ASSIGNMENT -> Below are the records; copy each line in them that holds the word "Total".

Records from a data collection
[Start of section]

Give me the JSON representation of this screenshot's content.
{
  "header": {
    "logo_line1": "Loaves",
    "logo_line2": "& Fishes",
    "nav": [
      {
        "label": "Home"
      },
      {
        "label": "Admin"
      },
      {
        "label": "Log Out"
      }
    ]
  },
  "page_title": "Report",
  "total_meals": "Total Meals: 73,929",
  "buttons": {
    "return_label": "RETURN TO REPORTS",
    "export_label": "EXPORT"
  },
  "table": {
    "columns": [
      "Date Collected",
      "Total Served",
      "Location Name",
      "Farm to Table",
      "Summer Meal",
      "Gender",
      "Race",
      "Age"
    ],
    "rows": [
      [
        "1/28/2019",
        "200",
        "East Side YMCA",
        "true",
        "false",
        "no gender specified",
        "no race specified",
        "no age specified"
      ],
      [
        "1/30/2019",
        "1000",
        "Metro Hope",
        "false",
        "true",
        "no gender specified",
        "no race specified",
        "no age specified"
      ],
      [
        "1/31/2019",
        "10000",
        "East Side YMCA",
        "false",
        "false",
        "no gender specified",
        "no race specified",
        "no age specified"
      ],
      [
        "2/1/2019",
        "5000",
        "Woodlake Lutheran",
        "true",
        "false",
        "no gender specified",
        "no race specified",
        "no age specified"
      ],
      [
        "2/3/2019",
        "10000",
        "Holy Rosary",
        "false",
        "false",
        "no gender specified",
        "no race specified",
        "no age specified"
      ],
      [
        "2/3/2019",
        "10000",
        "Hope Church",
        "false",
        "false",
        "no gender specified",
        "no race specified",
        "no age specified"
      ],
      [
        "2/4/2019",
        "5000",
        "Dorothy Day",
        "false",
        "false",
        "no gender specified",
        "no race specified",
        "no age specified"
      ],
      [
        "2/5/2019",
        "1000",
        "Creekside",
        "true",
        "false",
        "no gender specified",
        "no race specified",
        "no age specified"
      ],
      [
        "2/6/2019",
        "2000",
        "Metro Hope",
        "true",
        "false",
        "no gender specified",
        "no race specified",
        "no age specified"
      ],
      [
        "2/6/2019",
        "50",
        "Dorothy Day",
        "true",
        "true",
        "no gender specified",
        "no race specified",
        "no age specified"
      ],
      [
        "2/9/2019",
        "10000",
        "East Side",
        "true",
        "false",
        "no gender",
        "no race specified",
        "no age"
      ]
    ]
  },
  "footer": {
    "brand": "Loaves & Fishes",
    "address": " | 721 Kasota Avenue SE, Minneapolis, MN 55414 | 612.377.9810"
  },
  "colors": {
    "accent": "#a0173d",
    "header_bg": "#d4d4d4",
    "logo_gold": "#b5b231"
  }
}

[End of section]

THE ANSWER ->
  "total_meals": "Total Meals: 73,929",
      "Total Served",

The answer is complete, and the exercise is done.